There’s also some evidence, albeit tentative, that the market was very good at forecasting the coups’ success and failure—a further indication that the traders driving up the price had detailed knowledge of the covert plans (and their expected outcomes). The CIA-led invasion of Cuba is referred to these days as the Bay of Pigs fiasco for a reason, and whoever was trading on insider knowledge seemed to place his bets accordingly—the pre-invasion increase in American Sugar’s stock price was much lower than the gains for companies affected by the other, successful coups in the study.
What about the forensic economics of the Bush administration? Researchers have already estimated what it’s worth for Republican-connected companies to have George W. Bush in the White House by looking at what happened to the stock prices of companies with former Republican lawmakers on their boards when Al Gore gave up his fight for the presidency on Dec. 13, 2000 (they went up; Democratically connected companies’ prices went down).
If and when the story behind the U.S. invasion of Iraq becomes public, researchers will surely also be analyzing the share prices of the many companies that profited from a U.S.-occupied Iraq. None will see greater scrutiny than oil services giant Halliburton, whose former CEO Dick Cheney left the company to become vice president in 2000 and undoubtedly took part in the invasion’s planning. (Some say he was pivotal in the decision to invade.) In the Iraq war’s aftermath, Halliburton received billions in no-bid reconstruction contracts, boosting its profits and leading to accusations of corruption.
Halliburton’s stock price jumped 7.6 percent the day the Senate authorized the use of force in Iraq, so investors clearly anticipated that war would be good for the company. Did insiders also profit from advance notice of these sweetheart deals to come? Conspiracy theorists will no doubt be interested in what happened to Halliburton stock on days when less-public meetings took place. Cheney himself certainly could not have traded on any inside information—monitoring of insider trades and stock transactions is much more sophisticated now than it was in the 1950s. But perhaps others in the V.P.’s office or at Halliburton (or their cousins, or their cousins’ cousins) might have been able to do some trading on the sly. If so, they may have left tracks in the data for researchers to follow.

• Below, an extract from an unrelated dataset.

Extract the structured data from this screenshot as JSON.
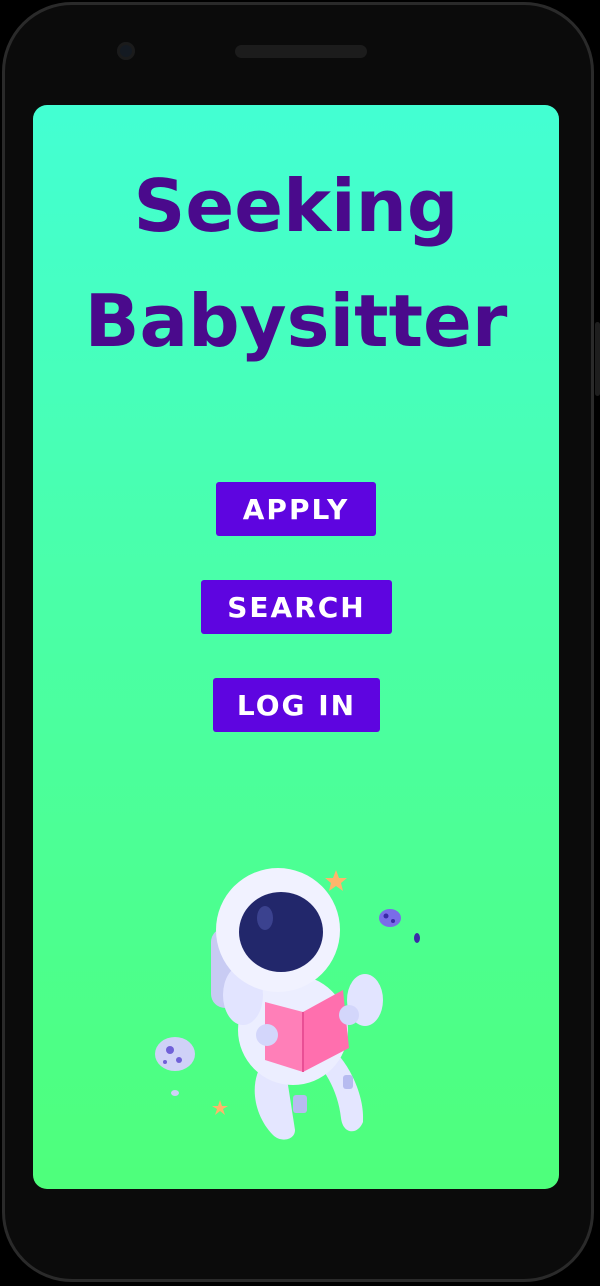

Ray Fisman is a professor of economics at the Columbia Business School and co-author of The Org: The Underlying Logic of the Office. Follow him on Twitter.